Theater Reviews



Ahmanson Theatre, Los Angeles
Through Oct. 14

Prepare yourself for one of the most exciting experiences that live theater has to offer: a small, offbeat, wildly successful show that actually lives up to its hype.

That would be "Avenue Q," the unheralded off-Broadway musical with puppets that worked its way up to the major leagues of Broadway in 2004, won three Tony awards, and is now hitting tape-measure home-runs in every park it plays.

You could say that "Avenue Q" is "Sesame Street" on steroids for adults, and while partly true, that description doesn't begin to do justice to this charming and thoroughly original show. (Nor do I recall the Muppets having sex with each other.) Although the show has plenty of messages to deliver about how to get along with strangers -- in some cases, very strange strangers -- there's nothing preachy or teachy about the evening. In fact, there's a cheerful perversity to Jeff Whitty's witty book and Robert Lopez and Jeff Marx's clever songs that is the show's strongest selling point. Every time a sentimental cliche raises its mushy head, it's quickly turned around and given a swift kick in the pants.

Avenue Q is a low-rent neighborhood in New York City where the neighbors come in all sizes, shapes, colors and species. Princeton (handled and voiced by Robert McClure), fresh out of college, wonders what good a B.A. in English is going to do him now that he's out in the big, scary world. He rents an apartment from none other than Gary Coleman (Carla Renata), who has had to learn more than a few new survival tactics since his glory days on "Diff'rent Strokes."

Princeton is given to wondering what is his purpose in life, a theme echoed by the other characters.

Before long, Princeton is attracted to Kate Monster (irresistably played by Kelli Sawyer), a tender young kindergarten teaching assistant who lives nearby. Their bumpy love story is the dramatic spine of the evening, though there is another love story taking place between two closeted gay characters, Rod and Nicky (McClure and Christian Anderson), with complications galore.

A third couple, Brian and Christmas Eve (Cole Porter and Angela Ai), he a struggling Jewish stand-up comic and she a Japanese psychotherapist, also figure in the zany proceedings. And let's not forget Trekkie Monster (Anderson), the grouchy neighborhood pervert who spends most of his time watching porn on the Internet, or Lucy the sexpot lounge singer who gets her hooks into Princeton.

Under Jason Moore's swift, smooth and sure direction, "Avenue Q" doesn't have a single dull moment.
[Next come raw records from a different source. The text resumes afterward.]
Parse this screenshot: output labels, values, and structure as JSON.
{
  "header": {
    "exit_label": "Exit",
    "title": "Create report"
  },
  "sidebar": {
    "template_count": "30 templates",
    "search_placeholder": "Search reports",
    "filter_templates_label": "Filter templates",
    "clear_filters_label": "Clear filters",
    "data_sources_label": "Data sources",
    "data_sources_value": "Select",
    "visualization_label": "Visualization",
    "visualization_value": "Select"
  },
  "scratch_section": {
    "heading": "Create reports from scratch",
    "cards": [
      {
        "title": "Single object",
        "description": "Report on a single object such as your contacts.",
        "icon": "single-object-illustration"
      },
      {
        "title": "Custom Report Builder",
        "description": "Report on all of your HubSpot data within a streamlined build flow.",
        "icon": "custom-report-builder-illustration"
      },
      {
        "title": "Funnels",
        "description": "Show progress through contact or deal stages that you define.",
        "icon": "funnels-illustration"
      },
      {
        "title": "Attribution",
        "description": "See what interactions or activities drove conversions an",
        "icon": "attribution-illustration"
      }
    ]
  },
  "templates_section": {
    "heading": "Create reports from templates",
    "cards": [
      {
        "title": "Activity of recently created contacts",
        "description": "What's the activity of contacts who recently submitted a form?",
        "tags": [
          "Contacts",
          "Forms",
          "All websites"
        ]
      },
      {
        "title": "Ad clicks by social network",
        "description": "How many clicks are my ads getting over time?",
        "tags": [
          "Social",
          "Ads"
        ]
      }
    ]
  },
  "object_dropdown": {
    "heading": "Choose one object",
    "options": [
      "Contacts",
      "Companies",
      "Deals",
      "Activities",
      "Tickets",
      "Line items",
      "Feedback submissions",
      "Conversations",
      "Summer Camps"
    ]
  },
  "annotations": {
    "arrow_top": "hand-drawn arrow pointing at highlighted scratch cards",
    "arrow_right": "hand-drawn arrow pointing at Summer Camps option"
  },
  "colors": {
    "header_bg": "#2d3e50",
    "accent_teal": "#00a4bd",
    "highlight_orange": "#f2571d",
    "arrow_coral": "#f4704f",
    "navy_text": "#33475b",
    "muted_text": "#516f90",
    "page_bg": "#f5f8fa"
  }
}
There's always something going on that is eye-catching, ear-catching or throat-catching. The voices of the puppet characters are wonderfully distinctive and able to convey a range of emotion the human characters can't match. And the artistry of the actors as they manipulate Rick Lyon's wonderful puppets and enter into the drama is elegant and captivating.

Eventually, the question of life's purpose is answered by each character in his or her own way. It turns out that the people who live on Avenue Q, despite the distance between them, are not that different than the people who once lived -- and probably still live -- in Oklahoma or the South Pacific.

Presented by Center Theatre Group, Kevin McCollum, Robyn Goodman, Jeffrey Seller, Vineyard Theatre, The New Group
Book: Jeff Whitty
Music and lyrics: Robert Lopez, Jeff Marx
Original concept: Robert Lopez, Jeff Marx
Director: Jason Moore
Choreographer: Ken Roberson
Scenic designer: Anna Louizos
Costume designer: Mirena Rada
Lighting designer: Howell Binkley
Sound designer: Acme Sound Partners
Animation designer: Robert Lopez
Music supervision, arrangements and orchestrations: Stephen Oremus
Musical director: Andrew Graham
Music coordinator: Michael Keller
Incidental music: Gary Adler
Princeton, Rod: Robert McClure
Kate Monster, Lucy: Kelli Sawyer
Nicky, Trekkie Monster, Bear: Christian Anderson
Christmas Eve: Angela Ai
Gary Coleman: Carla Renata
Brian: Cole Porter
Mrs. T. Bear: Minglie Chen
Ensemble: Maggie Lakis, Seth Rettberg, Danielle K. Thomas